Here are some records; copy every line that holds the word "JSON".
--- Supplied records Enclosed Below ---
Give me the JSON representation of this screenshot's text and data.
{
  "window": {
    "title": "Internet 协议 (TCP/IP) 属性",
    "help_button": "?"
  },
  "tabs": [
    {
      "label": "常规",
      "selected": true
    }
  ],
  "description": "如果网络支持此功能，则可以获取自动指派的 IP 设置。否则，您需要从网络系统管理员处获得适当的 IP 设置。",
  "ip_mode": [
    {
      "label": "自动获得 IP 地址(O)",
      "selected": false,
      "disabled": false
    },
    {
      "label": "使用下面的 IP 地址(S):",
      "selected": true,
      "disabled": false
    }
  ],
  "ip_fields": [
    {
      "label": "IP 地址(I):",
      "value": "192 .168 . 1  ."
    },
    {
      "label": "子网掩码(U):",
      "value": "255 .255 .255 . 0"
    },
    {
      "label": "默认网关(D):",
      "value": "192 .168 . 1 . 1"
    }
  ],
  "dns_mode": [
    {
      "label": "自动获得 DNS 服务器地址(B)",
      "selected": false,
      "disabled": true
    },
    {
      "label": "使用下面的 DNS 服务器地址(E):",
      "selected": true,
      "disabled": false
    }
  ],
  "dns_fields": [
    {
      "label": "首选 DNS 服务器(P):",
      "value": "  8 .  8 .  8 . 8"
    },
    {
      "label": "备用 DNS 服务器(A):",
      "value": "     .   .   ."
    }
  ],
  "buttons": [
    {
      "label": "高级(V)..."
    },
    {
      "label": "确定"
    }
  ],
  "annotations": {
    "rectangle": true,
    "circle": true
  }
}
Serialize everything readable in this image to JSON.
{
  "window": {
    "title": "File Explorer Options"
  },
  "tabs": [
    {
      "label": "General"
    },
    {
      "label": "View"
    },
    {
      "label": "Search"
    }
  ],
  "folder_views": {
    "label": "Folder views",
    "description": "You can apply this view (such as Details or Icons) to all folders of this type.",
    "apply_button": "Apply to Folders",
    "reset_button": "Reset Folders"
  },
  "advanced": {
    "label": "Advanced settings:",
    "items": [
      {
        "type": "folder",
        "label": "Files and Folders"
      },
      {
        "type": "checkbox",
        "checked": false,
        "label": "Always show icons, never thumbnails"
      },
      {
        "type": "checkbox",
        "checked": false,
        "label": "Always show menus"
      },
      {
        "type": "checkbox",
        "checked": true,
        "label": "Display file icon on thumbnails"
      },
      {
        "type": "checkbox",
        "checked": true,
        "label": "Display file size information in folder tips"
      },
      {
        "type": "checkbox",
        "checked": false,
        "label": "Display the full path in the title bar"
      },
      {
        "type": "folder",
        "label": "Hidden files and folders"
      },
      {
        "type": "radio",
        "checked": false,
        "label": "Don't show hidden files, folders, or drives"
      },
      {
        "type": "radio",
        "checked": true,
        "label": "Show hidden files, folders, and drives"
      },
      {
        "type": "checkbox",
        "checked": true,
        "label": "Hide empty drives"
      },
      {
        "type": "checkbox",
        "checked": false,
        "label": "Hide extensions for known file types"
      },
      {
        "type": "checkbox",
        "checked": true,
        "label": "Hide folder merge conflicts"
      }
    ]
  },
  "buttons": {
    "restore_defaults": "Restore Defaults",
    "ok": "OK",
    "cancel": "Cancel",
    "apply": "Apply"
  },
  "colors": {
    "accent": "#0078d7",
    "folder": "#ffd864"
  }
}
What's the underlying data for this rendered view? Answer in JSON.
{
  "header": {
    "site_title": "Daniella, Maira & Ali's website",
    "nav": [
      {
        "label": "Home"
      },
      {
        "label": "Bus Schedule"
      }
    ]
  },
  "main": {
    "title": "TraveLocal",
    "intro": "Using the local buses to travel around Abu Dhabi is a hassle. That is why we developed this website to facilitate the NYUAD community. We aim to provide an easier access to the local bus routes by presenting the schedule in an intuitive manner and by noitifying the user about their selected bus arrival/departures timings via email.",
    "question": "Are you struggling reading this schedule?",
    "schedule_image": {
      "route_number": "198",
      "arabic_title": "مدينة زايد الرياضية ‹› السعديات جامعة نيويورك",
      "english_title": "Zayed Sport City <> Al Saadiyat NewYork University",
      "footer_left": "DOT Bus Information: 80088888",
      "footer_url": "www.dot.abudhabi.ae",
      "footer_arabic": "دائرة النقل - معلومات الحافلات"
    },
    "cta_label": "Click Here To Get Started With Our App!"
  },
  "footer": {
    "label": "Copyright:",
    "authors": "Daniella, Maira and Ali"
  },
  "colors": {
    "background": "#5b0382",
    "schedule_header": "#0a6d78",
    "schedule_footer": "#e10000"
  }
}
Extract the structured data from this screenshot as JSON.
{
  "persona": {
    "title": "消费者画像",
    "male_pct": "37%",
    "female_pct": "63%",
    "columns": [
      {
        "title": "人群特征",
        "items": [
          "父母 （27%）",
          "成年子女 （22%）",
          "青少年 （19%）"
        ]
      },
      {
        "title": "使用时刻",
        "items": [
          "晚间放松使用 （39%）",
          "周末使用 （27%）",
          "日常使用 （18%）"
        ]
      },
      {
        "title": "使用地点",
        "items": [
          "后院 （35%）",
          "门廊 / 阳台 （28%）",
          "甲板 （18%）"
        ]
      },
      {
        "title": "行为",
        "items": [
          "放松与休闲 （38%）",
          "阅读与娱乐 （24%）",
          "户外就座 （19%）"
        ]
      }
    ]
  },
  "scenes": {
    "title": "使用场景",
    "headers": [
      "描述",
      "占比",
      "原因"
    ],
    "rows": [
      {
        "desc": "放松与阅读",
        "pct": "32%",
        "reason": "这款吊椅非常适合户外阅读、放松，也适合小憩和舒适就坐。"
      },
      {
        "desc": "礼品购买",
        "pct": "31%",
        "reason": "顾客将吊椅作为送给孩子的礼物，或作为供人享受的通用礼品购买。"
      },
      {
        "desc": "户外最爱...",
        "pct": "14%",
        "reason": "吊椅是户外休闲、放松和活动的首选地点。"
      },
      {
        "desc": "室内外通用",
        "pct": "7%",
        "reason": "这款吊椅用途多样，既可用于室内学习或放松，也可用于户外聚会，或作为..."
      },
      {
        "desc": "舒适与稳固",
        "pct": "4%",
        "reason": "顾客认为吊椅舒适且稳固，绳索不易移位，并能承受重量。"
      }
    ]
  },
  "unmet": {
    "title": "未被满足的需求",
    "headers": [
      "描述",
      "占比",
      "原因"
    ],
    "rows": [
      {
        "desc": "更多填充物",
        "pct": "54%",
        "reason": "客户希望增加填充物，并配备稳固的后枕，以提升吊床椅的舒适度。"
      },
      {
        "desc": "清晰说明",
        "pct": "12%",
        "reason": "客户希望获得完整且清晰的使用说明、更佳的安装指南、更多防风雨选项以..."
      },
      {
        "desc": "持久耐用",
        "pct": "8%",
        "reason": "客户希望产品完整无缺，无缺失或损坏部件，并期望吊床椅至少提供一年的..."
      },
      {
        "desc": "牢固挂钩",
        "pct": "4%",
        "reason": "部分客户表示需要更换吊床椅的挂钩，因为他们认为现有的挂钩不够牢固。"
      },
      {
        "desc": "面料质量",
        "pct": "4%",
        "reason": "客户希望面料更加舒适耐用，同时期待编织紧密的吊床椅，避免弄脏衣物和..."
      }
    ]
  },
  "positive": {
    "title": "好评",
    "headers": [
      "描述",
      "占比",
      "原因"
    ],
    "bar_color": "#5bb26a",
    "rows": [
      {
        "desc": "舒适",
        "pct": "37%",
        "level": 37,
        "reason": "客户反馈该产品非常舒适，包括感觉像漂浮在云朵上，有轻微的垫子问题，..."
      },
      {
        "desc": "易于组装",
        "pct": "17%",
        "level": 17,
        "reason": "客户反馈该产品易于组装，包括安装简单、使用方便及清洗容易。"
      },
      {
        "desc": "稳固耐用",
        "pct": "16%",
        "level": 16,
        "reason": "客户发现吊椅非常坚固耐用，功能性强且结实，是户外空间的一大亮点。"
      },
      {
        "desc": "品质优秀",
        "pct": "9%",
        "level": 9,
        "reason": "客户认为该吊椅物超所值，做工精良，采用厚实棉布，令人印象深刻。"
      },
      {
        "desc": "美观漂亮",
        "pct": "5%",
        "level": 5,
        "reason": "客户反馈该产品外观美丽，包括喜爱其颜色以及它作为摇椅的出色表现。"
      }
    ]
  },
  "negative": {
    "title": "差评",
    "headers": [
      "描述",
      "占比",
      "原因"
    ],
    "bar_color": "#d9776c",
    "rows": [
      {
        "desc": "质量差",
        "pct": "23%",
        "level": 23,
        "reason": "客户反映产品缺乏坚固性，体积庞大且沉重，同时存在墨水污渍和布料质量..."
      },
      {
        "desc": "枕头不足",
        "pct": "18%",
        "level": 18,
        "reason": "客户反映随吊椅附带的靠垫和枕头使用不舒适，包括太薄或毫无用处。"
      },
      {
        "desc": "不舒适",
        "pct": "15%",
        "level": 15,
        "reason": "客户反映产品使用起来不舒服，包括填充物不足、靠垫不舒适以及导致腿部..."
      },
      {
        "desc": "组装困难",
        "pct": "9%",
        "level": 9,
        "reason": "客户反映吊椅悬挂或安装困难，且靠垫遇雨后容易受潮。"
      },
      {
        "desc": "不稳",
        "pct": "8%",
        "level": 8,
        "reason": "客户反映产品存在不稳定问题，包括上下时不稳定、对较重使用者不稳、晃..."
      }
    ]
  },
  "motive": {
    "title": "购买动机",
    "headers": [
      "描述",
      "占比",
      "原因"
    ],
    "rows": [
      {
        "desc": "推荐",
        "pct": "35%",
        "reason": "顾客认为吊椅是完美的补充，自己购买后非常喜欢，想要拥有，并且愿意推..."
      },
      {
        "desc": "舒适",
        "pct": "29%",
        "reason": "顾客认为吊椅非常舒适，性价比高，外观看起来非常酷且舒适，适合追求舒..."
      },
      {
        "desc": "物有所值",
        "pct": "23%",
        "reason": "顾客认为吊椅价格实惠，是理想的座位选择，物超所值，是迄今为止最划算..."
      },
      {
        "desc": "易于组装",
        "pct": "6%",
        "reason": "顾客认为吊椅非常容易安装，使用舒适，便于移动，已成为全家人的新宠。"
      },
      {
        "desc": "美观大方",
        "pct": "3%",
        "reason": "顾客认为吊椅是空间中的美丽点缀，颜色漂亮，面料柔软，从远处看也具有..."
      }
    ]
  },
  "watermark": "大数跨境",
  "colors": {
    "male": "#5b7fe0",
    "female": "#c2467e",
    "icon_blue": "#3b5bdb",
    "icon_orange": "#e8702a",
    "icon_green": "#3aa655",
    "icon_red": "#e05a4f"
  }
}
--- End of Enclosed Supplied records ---
### The completed task
Give me the JSON representation of this screenshot's text and data.
Serialize everything readable in this image to JSON.
What's the underlying data for this rendered view? Answer in JSON.
Extract the structured data from this screenshot as JSON.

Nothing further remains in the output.